Along with the many mask/hat/scarves/food vendors that lined the roads, there was plenty of entertainment.  We came across men making beautiful music with wine glasses filled with water and surprisingly, a mariachi band. (I took video, but I still can't seem to figure out how to post them. I will add them later if I ever figure it out.)

We continued to walk with the crowds for hours, though we did stop for some pizza and gelato. When we reached our final destination, we were in a beautiful plaza stuffed with tourists, and masked men and women. St Mark's Square (Piazza San Marco) is the Bourbon Street of Venice. It is where historic masked figures, dating back to the renaissance, gather to reunite and dance. 

There were stages set up for concerts (we came in with YMCA playing). The plaza is where the cream of the crop costumes were sitting/standing about, getting their picture taken by the hundreds of tourists. 

It was such a great day getting to experience part of a true Venetian Carnival! Although we both knew the real parties wouldn't start until later in the evening, both of us were ready to head back home. Walking with crowds can be a little more exhausting than you would think. But, walking with crowds, we soon discovered, was nothing compared to walking against them. 
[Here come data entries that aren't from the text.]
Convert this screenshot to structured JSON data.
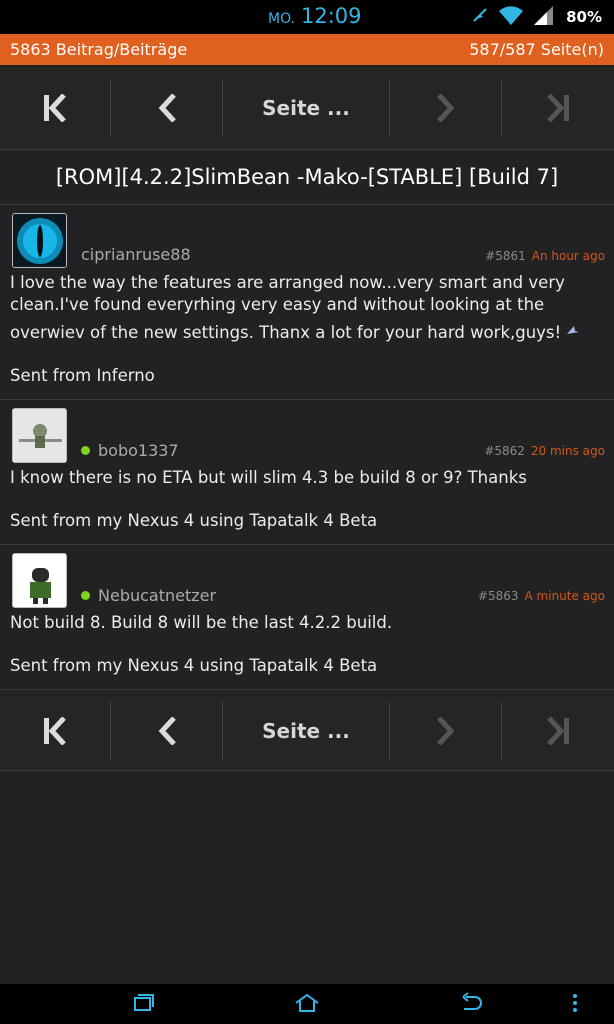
{
  "status_bar": {
    "day": "MO.",
    "time": "12:09",
    "battery": "80%",
    "icons": [
      "mute-icon",
      "wifi-icon",
      "signal-icon"
    ]
  },
  "info_bar": {
    "post_count": "5863 Beitrag/Beiträge",
    "page_count": "587/587 Seite(n)"
  },
  "pager": {
    "first_icon": "first-page-icon",
    "prev_icon": "prev-page-icon",
    "goto_label": "Seite ...",
    "next_icon": "next-page-icon",
    "last_icon": "last-page-icon"
  },
  "thread": {
    "title": "[ROM][4.2.2]SlimBean -Mako-[STABLE] [Build 7]"
  },
  "posts": [
    {
      "username": "ciprianruse88",
      "online": false,
      "number": "#5861",
      "time": "An hour ago",
      "body_line1": "I love the way the features are arranged now...very smart and very",
      "body_line2": "clean.I've found everyrhing very easy and without looking at the",
      "body_line3": "overwiev of the new settings. Thanx a lot for your hard work,guys!",
      "signature": "Sent from Inferno"
    },
    {
      "username": "bobo1337",
      "online": true,
      "number": "#5862",
      "time": "20 mins ago",
      "body_line1": "I know there is no ETA but will slim 4.3 be build 8 or 9? Thanks",
      "signature": "Sent from my Nexus 4 using Tapatalk 4 Beta"
    },
    {
      "username": "Nebucatnetzer",
      "online": true,
      "number": "#5863",
      "time": "A minute ago",
      "body_line1": "Not build 8. Build 8 will be the last 4.2.2 build.",
      "signature": "Sent from my Nexus 4 using Tapatalk 4 Beta"
    }
  ],
  "colors": {
    "accent": "#e0601f",
    "clock": "#33b5e5",
    "online": "#7ed321",
    "timestamp": "#d0561d"
  },
  "nav_bar": {
    "icons": [
      "recent-apps-icon",
      "home-icon",
      "back-icon",
      "menu-icon"
    ]
  }
}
The crowds grew thicker as the day grew older, most people came here to party hardy. Finding wide open streets like this one was a pleasure compared to the tiny narrow roads where I wouldn't dare reach for my camera in fear of dropping it in the rushing and pushing flow of people only to never see it again. 

Once we made it back to the train station, we snapped a few more last-minute shots of our day in Venice. Getting back through the crowds was stressful and tiring, but seeing the calm streets with boats floating by, made for a nicer ending to our trip.